^ Back to text7. The period of G̲h̲iyāt̲h̲ al-Dīn’s vizierate is referred to near the end (1935 ed. p. 1339) as īn muddat i dū sih sāl, which may not be meant quite literally. The precise date of G̲h̲iyāt̲h̲ al-Dīn’s appointment does not seem to be recorded, but it followed the killing of Dimas̲h̲q K̲h̲wājah on 5 S̲h̲awwāl 727/24 Aug. 1327 (Guzīdah, trans. p. 150).
^ Back to text8. As mss. of the “Grundwerk” Brockelmann gives “Halet 619 (622h), Mešh, xiv, 5”. The first words of Mas̲h̲had iii, faṣl 14 p. 5 no. 14 [Taʾrīk̲h̲ al-ḥukamāʾ, beginning al-Ḥ. l. al-Qadīm al-Azal (sic)] suggest that it is a copy of S̲h̲ahrazūrī’s Nuzhat al-arwāḥ.
^ Back to text10. “La sottoscrizione a f.77v in data 611 è certamente falsa.” This date, which is quoted in the Leyden catalogue (iii p. 345) and was inadvertently taken by Sachau for the date of the Leyden ms. of the Nuzhat al-arwāḥ, was one of the bases for his conclusion that that work was written after 586 [the date of Yaḥyā Suhrawardī’s death: Alhwardt read the same date as 587] and before 611.
^ Back to text11. This title, not mentioned in the work itself, is inscribed on some of the mss. and is that by which the work was known to the Persian translator and to Ḥājjī K̲h̲alīfah. A variant, which transposes the two halves (R. al-af. wa-n. al-ar.), seems to be based on the sole authority of the Leyden ms.

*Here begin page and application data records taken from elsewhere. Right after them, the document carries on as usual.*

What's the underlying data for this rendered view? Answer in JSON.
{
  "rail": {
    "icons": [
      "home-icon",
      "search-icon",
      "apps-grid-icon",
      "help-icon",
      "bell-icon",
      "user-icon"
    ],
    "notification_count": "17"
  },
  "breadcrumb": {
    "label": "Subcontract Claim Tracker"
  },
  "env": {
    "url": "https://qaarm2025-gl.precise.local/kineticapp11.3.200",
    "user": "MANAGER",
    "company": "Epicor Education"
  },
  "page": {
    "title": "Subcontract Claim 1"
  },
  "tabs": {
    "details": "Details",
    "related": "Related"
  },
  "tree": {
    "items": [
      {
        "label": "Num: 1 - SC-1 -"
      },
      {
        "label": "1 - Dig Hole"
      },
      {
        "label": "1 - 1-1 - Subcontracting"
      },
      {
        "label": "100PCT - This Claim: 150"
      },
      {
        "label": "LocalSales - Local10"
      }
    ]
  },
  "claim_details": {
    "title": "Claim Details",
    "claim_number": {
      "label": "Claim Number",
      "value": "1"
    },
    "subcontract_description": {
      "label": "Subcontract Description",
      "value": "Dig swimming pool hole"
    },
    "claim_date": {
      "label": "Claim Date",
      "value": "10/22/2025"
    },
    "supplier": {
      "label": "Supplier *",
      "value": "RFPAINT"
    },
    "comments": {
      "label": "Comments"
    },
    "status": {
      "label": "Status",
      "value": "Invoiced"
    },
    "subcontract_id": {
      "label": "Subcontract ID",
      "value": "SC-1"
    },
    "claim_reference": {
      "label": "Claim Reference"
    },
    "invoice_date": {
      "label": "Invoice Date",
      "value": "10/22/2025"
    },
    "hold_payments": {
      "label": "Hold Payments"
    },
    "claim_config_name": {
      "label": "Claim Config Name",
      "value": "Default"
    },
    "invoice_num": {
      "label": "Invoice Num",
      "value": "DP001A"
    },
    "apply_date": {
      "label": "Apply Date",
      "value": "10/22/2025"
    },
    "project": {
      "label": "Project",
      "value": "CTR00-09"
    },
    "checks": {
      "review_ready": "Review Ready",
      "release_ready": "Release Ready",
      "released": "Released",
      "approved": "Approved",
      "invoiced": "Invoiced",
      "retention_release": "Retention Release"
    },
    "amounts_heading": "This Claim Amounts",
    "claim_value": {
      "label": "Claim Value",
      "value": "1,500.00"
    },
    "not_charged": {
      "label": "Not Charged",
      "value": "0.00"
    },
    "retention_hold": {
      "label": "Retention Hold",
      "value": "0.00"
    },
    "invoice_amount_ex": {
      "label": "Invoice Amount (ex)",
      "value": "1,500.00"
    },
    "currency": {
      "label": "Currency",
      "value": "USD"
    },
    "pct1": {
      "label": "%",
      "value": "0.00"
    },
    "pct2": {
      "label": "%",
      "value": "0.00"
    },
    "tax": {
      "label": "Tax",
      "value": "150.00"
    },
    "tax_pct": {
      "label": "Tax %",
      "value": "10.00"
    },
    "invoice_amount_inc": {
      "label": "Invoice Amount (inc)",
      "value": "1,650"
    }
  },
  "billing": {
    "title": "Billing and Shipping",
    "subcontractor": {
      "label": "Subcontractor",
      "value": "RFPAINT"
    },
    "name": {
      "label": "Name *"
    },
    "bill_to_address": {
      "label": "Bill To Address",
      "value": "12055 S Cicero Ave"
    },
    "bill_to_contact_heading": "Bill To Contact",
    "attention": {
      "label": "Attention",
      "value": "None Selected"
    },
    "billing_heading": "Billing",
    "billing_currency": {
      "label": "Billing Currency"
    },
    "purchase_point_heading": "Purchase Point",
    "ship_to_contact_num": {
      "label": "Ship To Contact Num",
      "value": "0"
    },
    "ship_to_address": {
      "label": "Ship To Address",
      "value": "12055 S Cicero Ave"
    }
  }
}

^ Back to text12. For al-S̲h̲ahrazūrī’s unacknowledged debt to the Muk̲h̲tār al-ḥikam see Leyden iii p. 344. The extent to which he has reproduced the Tatimmat Ṣiwān al-ḥikmah can be judged from M. S̲h̲afīʿ’s textual notes to his edition of that work.

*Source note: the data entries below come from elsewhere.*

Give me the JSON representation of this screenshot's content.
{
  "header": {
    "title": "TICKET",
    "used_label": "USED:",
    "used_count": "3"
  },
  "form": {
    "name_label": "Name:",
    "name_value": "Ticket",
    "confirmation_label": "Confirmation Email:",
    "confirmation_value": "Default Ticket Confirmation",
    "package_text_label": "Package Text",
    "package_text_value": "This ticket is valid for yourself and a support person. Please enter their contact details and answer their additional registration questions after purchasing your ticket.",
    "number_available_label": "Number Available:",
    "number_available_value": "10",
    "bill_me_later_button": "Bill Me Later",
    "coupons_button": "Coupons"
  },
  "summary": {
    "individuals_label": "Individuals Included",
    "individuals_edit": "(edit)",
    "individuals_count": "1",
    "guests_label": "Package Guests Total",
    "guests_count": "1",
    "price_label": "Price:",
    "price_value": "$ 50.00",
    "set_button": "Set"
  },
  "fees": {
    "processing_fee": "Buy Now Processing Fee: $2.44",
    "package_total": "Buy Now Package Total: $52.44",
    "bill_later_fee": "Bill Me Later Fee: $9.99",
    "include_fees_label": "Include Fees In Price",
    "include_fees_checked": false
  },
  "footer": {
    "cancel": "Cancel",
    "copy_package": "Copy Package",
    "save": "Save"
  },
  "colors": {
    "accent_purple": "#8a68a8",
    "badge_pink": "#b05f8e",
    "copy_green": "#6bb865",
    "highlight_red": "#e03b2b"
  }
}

^ Back to text13. M. ʿA. T., of whom a biography containing no mention of the Tarjamah i Taʾrīk̲h̲ al-ḥukamāʾ is given on pp. 59–60 of the first qism (aḥwāl i ʿulamā u fuḍalā) of the k̲h̲ātimah to the Maʾāt̲h̲ir i Raḥīmī (completed in 1025/1616: cf. no. 711 supra), is described there as an incomparable Ṣūfī, a scholar and a man of austere piety. In spite of his unworldly character he was prevailed upon by ʿAbd al-Raḥīm K̲h̲ān (Governor of Gujarat: cf. no. 698, Persian translations (3) supra) to accept the life of a courtier and official and served him for many years (muddat-hā dar silsilah i ʿAlīyah i īn sipahsālār mulāzim u jāgīrdār būd). He became Ṣadr of the province of Gujarāt, but eventually through the intrigues of an enemy was dismissed and imprisoned in the fortress of Gwalior.

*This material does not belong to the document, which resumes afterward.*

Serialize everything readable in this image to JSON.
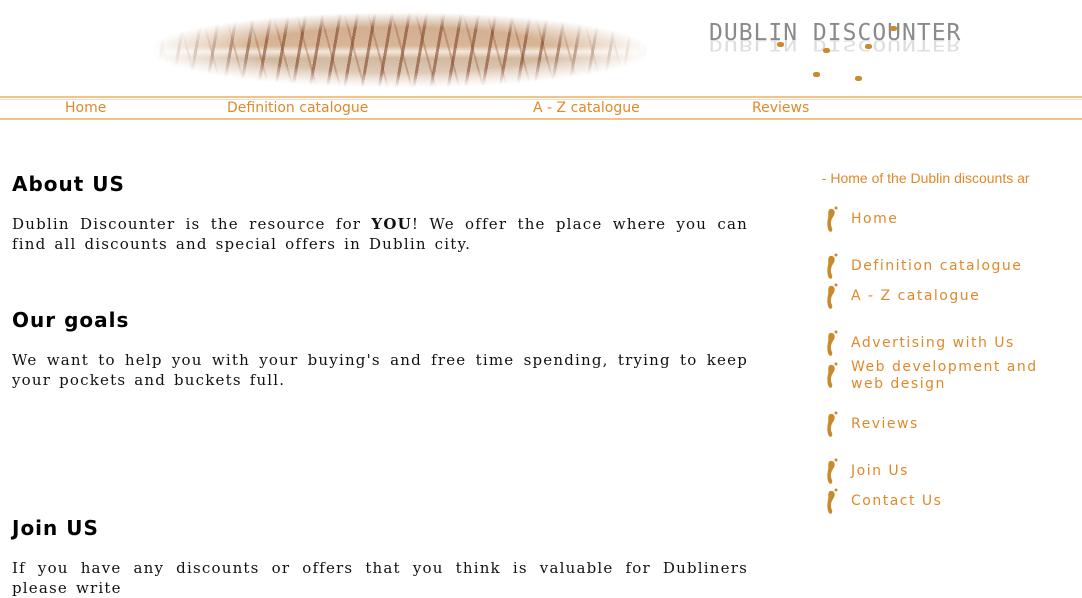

^ Back to text15. Ethé 618 is described as an abridgment or extract from Maqṣūd ʿAlī’s translation “made by Munshî Mîr Sayyid Ṣadr-aldîn bin Mîr Muḥammad Ṣādiḳ bin Mîr Muḥammad Amîn” On the … first page Mr. Richard Johnson states that he has received this little book from Munshî Ṣadr aldîn (that is, from the compiler himself), being an extract from his common-place book, ad 1778.” A note at the end of Berlin 71(1) describes the work as jamʿ kardah i Saiyid Ṣadr al-Dīn az kutub i muʿtabar. It may be doubted whether S. Ṣadr al-Dīn’s contribution to the work extended beyond copying it into his commonplace book. All the manuscripts begin with the words given above.
^ Back to text19. The contents of Maqṣad i give this work little claim to be regarded as biographical but, as in the earlier works of this kind, the biographical element would doubtless have been greater in the portion dealing with Islāmic times.